Items from a data source
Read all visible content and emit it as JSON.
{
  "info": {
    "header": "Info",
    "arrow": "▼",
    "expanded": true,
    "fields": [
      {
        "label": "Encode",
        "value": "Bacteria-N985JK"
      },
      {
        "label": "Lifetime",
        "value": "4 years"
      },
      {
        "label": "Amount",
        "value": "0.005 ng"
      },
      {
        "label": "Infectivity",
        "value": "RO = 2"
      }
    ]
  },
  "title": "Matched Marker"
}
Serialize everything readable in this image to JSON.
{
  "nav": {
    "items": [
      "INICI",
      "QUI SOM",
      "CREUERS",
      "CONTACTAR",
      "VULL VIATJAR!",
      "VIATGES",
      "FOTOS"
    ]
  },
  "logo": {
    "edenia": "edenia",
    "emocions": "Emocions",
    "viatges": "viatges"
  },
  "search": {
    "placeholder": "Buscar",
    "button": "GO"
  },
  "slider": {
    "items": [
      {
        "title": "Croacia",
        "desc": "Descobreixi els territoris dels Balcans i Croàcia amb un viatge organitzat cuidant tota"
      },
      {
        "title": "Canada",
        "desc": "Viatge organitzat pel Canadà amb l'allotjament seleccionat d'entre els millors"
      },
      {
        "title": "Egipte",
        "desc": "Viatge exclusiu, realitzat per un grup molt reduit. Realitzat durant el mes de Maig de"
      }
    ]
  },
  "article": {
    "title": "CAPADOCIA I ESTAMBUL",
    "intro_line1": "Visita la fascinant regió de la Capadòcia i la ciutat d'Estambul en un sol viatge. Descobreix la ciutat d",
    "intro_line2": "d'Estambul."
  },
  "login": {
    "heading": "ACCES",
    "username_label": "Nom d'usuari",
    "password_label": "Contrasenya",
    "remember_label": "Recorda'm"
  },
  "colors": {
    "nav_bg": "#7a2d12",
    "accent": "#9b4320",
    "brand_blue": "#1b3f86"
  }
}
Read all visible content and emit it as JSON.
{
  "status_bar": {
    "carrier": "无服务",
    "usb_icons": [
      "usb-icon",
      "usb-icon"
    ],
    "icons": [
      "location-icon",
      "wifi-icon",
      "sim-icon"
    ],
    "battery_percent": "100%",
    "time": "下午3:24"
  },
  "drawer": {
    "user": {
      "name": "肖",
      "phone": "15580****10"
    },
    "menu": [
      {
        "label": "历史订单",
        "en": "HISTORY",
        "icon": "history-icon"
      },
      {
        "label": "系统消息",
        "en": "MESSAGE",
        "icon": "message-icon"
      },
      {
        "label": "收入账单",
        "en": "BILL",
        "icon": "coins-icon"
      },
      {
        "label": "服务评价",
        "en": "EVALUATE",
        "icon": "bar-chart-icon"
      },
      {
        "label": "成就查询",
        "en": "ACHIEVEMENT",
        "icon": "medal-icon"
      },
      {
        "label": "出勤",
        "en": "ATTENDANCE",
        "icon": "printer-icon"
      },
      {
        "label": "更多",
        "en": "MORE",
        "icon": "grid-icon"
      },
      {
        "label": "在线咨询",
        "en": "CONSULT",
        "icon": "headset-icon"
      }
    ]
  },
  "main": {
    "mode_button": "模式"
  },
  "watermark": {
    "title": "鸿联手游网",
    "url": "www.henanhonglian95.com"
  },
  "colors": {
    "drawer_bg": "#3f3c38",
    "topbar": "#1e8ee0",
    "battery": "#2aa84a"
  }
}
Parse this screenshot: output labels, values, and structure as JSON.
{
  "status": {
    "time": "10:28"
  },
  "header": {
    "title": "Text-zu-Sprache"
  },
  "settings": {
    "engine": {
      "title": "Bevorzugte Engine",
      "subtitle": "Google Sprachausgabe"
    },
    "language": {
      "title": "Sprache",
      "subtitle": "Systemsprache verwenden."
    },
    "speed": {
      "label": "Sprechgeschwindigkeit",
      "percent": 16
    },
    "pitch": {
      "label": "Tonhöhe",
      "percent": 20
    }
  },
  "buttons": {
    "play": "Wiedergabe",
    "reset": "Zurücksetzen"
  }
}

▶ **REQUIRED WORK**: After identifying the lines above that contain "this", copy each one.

▶ **TASK RESPONSE**:
Serialize everything readable in this image to JSON.
Parse this screenshot: output labels, values, and structure as JSON.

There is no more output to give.